[Excerpts from an interface dataset]
Content starts

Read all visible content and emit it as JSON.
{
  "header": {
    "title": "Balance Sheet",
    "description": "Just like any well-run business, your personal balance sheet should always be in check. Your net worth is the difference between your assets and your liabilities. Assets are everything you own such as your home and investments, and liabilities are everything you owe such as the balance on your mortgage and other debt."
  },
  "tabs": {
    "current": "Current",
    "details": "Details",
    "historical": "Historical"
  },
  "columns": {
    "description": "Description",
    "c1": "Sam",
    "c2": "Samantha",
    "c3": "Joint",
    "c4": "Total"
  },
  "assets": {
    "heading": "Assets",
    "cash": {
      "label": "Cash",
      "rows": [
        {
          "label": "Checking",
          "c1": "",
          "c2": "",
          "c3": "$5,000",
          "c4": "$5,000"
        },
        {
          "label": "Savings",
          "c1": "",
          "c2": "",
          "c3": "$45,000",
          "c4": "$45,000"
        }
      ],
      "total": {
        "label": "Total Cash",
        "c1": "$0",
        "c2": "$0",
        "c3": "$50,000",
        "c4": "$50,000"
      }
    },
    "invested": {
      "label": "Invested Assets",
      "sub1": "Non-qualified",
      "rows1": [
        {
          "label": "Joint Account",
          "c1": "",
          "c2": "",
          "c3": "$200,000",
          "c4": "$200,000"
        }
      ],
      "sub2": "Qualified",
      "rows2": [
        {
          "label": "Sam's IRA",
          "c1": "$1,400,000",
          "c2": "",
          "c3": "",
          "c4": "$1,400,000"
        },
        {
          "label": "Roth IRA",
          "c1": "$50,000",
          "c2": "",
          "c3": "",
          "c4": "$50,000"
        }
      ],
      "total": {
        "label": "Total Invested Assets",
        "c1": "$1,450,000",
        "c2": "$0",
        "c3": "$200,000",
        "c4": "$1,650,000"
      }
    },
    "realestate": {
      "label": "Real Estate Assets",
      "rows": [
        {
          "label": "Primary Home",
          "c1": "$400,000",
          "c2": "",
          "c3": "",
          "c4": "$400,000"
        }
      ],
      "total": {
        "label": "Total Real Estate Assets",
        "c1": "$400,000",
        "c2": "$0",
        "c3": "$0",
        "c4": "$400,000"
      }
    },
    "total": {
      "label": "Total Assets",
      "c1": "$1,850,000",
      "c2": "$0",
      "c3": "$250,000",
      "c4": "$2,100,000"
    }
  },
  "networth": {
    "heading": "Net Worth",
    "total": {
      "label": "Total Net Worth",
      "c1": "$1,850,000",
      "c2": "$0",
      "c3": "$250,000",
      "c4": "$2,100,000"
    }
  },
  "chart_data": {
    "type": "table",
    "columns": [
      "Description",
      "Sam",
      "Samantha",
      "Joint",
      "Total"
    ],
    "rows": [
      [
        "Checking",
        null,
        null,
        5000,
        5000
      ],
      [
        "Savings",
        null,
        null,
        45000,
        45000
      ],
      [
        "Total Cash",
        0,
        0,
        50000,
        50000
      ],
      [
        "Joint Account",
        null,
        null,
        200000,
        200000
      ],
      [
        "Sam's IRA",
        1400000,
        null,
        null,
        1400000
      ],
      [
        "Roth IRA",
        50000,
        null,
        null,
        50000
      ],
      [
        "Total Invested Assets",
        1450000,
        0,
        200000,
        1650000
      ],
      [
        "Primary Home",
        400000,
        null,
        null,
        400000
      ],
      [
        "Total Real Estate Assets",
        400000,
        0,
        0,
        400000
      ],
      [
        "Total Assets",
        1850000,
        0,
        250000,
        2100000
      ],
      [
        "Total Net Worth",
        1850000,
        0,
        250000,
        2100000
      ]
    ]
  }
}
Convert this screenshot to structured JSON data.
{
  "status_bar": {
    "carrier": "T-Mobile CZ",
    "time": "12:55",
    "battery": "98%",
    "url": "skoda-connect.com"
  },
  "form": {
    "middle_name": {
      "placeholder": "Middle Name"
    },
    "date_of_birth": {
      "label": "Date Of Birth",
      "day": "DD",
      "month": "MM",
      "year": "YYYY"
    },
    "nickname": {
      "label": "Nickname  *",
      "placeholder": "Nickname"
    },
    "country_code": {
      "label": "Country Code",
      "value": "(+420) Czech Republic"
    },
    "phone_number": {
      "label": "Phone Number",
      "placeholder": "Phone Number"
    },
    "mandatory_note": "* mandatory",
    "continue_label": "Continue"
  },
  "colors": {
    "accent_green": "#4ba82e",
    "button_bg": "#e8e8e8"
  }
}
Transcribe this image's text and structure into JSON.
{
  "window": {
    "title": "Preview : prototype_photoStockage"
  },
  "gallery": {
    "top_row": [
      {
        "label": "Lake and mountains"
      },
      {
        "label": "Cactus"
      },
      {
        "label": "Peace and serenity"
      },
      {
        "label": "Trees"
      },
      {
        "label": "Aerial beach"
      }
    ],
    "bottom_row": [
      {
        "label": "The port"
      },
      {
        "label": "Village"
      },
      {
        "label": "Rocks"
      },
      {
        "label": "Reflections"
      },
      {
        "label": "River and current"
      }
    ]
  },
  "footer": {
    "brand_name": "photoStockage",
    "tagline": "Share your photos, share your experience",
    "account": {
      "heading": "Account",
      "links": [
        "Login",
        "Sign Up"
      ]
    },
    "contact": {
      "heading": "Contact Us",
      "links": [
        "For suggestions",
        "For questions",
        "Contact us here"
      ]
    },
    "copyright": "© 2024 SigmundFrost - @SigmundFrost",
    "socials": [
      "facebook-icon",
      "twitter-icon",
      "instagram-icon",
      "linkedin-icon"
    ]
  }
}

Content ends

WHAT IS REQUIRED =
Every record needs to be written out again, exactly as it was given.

WRITTEN SOLUTION =
Read all visible content and emit it as JSON.
{
  "header": {
    "title": "Balance Sheet",
    "description": "Just like any well-run business, your personal balance sheet should always be in check. Your net worth is the difference between your assets and your liabilities. Assets are everything you own such as your home and investments, and liabilities are everything you owe such as the balance on your mortgage and other debt."
  },
  "tabs": {
    "current": "Current",
    "details": "Details",
    "historical": "Historical"
  },
  "columns": {
    "description": "Description",
    "c1": "Sam",
    "c2": "Samantha",
    "c3": "Joint",
    "c4": "Total"
  },
  "assets": {
    "heading": "Assets",
    "cash": {
      "label": "Cash",
      "rows": [
        {
          "label": "Checking",
          "c1": "",
          "c2": "",
          "c3": "$5,000",
          "c4": "$5,000"
        },
        {
          "label": "Savings",
          "c1": "",
          "c2": "",
          "c3": "$45,000",
          "c4": "$45,000"
        }
      ],
      "total": {
        "label": "Total Cash",
        "c1": "$0",
        "c2": "$0",
        "c3": "$50,000",
        "c4": "$50,000"
      }
    },
    "invested": {
      "label": "Invested Assets",
      "sub1": "Non-qualified",
      "rows1": [
        {
          "label": "Joint Account",
          "c1": "",
          "c2": "",
          "c3": "$200,000",
          "c4": "$200,000"
        }
      ],
      "sub2": "Qualified",
      "rows2": [
        {
          "label": "Sam's IRA",
          "c1": "$1,400,000",
          "c2": "",
          "c3": "",
          "c4": "$1,400,000"
        },
        {
          "label": "Roth IRA",
          "c1": "$50,000",
          "c2": "",
          "c3": "",
          "c4": "$50,000"
        }
      ],
      "total": {
        "label": "Total Invested Assets",
        "c1": "$1,450,000",
        "c2": "$0",
        "c3": "$200,000",
        "c4": "$1,650,000"
      }
    },
    "realestate": {
      "label": "Real Estate Assets",
      "rows": [
        {
          "label": "Primary Home",
          "c1": "$400,000",
          "c2": "",
          "c3": "",
          "c4": "$400,000"
        }
      ],
      "total": {
        "label": "Total Real Estate Assets",
        "c1": "$400,000",
        "c2": "$0",
        "c3": "$0",
        "c4": "$400,000"
      }
    },
    "total": {
      "label": "Total Assets",
      "c1": "$1,850,000",
      "c2": "$0",
      "c3": "$250,000",
      "c4": "$2,100,000"
    }
  },
  "networth": {
    "heading": "Net Worth",
    "total": {
      "label": "Total Net Worth",
      "c1": "$1,850,000",
      "c2": "$0",
      "c3": "$250,000",
      "c4": "$2,100,000"
    }
  },
  "chart_data": {
    "type": "table",
    "columns": [
      "Description",
      "Sam",
      "Samantha",
      "Joint",
      "Total"
    ],
    "rows": [
      [
        "Checking",
        null,
        null,
        5000,
        5000
      ],
      [
        "Savings",
        null,
        null,
        45000,
        45000
      ],
      [
        "Total Cash",
        0,
        0,
        50000,
        50000
      ],
      [
        "Joint Account",
        null,
        null,
        200000,
        200000
      ],
      [
        "Sam's IRA",
        1400000,
        null,
        null,
        1400000
      ],
      [
        "Roth IRA",
        50000,
        null,
        null,
        50000
      ],
      [
        "Total Invested Assets",
        1450000,
        0,
        200000,
        1650000
      ],
      [
        "Primary Home",
        400000,
        null,
        null,
        400000
      ],
      [
        "Total Real Estate Assets",
        400000,
        0,
        0,
        400000
      ],
      [
        "Total Assets",
        1850000,
        0,
        250000,
        2100000
      ],
      [
        "Total Net Worth",
        1850000,
        0,
        250000,
        2100000
      ]
    ]
  }
}
Convert this screenshot to structured JSON data.
{
  "status_bar": {
    "carrier": "T-Mobile CZ",
    "time": "12:55",
    "battery": "98%",
    "url": "skoda-connect.com"
  },
  "form": {
    "middle_name": {
      "placeholder": "Middle Name"
    },
    "date_of_birth": {
      "label": "Date Of Birth",
      "day": "DD",
      "month": "MM",
      "year": "YYYY"
    },
    "nickname": {
      "label": "Nickname  *",
      "placeholder": "Nickname"
    },
    "country_code": {
      "label": "Country Code",
      "value": "(+420) Czech Republic"
    },
    "phone_number": {
      "label": "Phone Number",
      "placeholder": "Phone Number"
    },
    "mandatory_note": "* mandatory",
    "continue_label": "Continue"
  },
  "colors": {
    "accent_green": "#4ba82e",
    "button_bg": "#e8e8e8"
  }
}
Transcribe this image's text and structure into JSON.
{
  "window": {
    "title": "Preview : prototype_photoStockage"
  },
  "gallery": {
    "top_row": [
      {
        "label": "Lake and mountains"
      },
      {
        "label": "Cactus"
      },
      {
        "label": "Peace and serenity"
      },
      {
        "label": "Trees"
      },
      {
        "label": "Aerial beach"
      }
    ],
    "bottom_row": [
      {
        "label": "The port"
      },
      {
        "label": "Village"
      },
      {
        "label": "Rocks"
      },
      {
        "label": "Reflections"
      },
      {
        "label": "River and current"
      }
    ]
  },
  "footer": {
    "brand_name": "photoStockage",
    "tagline": "Share your photos, share your experience",
    "account": {
      "heading": "Account",
      "links": [
        "Login",
        "Sign Up"
      ]
    },
    "contact": {
      "heading": "Contact Us",
      "links": [
        "For suggestions",
        "For questions",
        "Contact us here"
      ]
    },
    "copyright": "© 2024 SigmundFrost - @SigmundFrost",
    "socials": [
      "facebook-icon",
      "twitter-icon",
      "instagram-icon",
      "linkedin-icon"
    ]
  }
}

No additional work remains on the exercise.